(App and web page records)
────

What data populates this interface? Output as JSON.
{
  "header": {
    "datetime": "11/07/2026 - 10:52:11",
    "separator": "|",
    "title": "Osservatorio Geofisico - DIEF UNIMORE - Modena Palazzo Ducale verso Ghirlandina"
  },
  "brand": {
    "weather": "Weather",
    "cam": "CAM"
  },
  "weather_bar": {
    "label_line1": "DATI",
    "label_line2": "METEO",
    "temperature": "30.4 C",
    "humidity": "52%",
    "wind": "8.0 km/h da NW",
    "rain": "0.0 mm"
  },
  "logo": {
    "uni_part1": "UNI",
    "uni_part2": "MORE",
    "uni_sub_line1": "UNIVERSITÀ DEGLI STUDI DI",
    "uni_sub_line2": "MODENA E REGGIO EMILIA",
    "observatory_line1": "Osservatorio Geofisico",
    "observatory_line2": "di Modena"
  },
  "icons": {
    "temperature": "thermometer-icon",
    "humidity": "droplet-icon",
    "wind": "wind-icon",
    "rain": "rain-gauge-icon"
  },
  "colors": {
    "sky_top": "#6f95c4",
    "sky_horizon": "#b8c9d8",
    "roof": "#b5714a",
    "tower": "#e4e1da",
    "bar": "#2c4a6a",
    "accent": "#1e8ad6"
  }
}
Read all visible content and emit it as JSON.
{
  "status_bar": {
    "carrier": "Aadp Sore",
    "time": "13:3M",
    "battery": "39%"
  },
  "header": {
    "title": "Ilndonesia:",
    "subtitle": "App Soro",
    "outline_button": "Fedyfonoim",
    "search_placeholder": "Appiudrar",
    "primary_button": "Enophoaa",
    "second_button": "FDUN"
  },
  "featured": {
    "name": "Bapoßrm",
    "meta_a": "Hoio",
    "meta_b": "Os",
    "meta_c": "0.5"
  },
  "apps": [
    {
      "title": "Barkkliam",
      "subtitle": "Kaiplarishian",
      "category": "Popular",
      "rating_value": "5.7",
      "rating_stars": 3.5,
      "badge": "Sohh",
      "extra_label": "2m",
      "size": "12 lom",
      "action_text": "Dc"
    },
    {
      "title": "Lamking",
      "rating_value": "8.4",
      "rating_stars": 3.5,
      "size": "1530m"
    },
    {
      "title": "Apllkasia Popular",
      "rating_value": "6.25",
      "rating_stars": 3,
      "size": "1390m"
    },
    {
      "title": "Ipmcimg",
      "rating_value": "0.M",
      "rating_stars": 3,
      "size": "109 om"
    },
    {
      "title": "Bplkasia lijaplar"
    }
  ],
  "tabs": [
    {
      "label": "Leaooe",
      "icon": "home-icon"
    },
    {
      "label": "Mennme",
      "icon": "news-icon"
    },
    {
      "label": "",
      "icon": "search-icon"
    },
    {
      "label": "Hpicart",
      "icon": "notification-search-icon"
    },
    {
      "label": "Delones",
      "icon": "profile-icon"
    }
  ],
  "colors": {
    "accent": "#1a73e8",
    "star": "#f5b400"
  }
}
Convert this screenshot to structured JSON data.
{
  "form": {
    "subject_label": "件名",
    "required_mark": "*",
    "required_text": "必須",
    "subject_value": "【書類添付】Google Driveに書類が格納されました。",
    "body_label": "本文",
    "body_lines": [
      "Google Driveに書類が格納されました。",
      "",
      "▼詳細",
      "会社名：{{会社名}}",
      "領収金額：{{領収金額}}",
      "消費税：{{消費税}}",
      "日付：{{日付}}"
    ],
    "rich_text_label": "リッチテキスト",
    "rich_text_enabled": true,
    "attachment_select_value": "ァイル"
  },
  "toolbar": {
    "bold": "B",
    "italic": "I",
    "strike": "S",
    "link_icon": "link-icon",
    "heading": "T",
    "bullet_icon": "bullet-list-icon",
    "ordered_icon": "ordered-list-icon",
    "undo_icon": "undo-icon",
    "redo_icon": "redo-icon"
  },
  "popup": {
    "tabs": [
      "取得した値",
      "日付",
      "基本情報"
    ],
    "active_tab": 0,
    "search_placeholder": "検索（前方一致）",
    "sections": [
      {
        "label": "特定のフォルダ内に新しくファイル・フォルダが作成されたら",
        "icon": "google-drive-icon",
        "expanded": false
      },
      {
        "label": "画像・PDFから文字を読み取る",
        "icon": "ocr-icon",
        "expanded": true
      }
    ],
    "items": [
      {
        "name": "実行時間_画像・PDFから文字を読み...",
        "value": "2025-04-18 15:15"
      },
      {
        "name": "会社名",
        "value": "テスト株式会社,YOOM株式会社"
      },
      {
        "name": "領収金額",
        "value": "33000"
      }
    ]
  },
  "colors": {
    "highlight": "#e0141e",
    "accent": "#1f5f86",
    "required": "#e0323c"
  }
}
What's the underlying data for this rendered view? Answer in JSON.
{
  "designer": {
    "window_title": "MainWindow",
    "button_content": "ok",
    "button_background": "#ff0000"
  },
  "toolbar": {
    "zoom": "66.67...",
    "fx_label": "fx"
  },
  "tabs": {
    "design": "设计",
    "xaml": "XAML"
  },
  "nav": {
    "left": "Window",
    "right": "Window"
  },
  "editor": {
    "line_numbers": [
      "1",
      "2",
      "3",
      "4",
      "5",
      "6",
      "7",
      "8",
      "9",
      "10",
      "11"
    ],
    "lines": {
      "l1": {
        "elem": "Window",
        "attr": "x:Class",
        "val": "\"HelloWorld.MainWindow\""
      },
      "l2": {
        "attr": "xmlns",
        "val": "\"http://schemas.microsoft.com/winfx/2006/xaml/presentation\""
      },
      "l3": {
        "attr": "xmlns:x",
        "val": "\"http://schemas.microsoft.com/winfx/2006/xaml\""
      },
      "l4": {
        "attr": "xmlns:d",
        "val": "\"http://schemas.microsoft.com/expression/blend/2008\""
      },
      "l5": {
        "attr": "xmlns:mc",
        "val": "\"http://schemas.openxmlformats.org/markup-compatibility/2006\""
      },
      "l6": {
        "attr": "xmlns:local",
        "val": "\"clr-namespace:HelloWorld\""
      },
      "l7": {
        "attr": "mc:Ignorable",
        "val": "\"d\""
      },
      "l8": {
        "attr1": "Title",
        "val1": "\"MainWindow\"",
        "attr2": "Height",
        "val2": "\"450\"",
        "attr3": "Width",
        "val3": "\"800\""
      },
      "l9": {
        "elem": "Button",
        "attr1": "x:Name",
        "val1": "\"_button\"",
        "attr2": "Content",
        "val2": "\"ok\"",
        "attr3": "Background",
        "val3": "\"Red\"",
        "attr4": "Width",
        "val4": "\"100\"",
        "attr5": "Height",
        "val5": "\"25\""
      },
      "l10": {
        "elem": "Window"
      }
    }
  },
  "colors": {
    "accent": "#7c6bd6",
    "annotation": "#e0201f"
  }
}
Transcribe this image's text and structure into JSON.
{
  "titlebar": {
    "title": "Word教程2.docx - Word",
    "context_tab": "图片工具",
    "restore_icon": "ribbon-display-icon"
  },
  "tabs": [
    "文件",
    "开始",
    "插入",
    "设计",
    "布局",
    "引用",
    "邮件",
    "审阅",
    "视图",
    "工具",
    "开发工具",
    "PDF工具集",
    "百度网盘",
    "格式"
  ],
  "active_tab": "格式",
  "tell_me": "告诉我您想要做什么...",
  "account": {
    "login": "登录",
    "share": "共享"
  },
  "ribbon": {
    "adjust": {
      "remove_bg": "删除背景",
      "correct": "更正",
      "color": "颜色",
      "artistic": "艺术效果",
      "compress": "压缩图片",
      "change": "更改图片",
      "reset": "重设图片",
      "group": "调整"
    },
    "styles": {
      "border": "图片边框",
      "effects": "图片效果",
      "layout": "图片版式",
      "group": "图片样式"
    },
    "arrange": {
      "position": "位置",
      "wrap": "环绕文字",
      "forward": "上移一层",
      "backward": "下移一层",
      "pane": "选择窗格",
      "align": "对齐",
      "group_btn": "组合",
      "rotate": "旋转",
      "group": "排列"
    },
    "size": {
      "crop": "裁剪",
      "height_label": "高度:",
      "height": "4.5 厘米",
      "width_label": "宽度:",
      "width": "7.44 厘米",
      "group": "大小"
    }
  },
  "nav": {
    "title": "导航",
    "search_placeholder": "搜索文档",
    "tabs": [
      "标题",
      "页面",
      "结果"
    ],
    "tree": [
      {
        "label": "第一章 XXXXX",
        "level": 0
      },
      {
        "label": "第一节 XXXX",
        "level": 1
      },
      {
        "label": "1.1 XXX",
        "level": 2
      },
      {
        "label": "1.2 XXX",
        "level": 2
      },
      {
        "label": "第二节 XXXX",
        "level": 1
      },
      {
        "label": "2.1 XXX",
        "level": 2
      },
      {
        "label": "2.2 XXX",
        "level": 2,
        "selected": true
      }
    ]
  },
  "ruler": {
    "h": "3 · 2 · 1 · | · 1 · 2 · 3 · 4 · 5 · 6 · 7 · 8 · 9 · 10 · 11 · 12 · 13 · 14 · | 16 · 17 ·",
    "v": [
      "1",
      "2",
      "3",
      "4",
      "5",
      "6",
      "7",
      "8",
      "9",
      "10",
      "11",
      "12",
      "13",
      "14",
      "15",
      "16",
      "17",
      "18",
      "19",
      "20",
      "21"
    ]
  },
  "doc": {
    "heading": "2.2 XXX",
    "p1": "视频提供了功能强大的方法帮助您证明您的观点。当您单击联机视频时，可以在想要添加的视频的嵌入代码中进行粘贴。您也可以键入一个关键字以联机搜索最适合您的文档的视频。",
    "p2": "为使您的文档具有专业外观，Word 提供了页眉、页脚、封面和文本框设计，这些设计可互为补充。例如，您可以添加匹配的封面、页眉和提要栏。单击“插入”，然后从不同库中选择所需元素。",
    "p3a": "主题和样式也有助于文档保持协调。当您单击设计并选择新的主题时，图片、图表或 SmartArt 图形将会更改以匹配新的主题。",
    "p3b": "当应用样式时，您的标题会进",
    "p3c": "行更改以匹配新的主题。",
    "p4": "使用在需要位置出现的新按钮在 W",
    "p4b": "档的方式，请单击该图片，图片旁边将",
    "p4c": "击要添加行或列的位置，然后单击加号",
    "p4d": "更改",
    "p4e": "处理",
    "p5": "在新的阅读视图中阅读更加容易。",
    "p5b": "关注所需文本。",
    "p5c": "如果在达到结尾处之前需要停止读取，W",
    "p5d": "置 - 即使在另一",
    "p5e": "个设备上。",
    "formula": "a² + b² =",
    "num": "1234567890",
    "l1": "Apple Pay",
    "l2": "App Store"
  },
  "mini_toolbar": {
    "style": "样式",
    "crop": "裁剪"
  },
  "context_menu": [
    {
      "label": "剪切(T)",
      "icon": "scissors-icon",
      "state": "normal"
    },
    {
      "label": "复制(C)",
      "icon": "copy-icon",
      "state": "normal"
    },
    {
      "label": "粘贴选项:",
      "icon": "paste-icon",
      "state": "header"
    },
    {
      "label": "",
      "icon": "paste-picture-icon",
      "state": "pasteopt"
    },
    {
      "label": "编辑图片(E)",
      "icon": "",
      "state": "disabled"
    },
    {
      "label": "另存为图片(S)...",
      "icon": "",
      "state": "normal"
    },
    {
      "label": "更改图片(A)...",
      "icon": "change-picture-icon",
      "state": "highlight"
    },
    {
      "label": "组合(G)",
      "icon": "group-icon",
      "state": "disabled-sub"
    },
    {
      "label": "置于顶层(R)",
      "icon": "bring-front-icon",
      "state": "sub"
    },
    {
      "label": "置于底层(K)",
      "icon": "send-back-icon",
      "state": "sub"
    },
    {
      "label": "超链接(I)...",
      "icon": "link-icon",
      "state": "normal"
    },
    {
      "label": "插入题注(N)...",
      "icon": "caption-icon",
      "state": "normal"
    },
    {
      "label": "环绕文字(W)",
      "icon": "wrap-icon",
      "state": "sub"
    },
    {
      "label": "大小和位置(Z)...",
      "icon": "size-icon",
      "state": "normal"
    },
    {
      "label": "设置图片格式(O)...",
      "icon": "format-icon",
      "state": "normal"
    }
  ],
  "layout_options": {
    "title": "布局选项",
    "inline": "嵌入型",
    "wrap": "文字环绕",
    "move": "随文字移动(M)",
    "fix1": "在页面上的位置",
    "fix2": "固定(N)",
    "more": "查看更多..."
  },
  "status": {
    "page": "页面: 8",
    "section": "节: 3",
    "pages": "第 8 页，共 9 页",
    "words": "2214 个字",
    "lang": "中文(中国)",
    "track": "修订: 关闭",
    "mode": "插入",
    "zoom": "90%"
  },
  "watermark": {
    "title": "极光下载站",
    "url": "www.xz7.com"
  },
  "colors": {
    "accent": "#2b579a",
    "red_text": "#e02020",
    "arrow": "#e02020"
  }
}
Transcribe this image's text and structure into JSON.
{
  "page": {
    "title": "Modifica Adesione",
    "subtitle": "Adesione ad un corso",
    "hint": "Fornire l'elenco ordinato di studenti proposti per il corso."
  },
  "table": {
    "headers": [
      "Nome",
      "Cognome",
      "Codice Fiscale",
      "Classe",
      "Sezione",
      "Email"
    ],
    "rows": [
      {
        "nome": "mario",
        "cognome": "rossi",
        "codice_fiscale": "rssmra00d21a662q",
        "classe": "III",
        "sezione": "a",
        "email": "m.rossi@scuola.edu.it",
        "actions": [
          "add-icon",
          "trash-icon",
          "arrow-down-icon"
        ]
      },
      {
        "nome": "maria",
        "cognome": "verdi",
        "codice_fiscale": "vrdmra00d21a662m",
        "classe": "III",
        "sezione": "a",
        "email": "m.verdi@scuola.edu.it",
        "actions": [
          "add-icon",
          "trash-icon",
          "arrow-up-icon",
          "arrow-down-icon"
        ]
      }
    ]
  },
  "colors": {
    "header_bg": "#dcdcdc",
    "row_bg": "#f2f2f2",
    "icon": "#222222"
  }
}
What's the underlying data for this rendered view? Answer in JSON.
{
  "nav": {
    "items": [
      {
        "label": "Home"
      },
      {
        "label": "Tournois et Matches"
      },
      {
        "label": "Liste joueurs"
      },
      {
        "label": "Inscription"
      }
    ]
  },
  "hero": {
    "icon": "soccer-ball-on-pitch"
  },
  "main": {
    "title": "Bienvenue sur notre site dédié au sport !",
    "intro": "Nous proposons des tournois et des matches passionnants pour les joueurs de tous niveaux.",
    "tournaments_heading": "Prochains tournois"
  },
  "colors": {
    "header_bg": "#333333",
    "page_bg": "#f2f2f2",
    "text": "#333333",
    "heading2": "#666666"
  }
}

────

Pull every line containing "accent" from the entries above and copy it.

    "accent": "#1e8ad6"
    "accent": "#1a73e8",
    "accent": "#1f5f86",
    "accent": "#7c6bd6",
    "accent": "#2b579a",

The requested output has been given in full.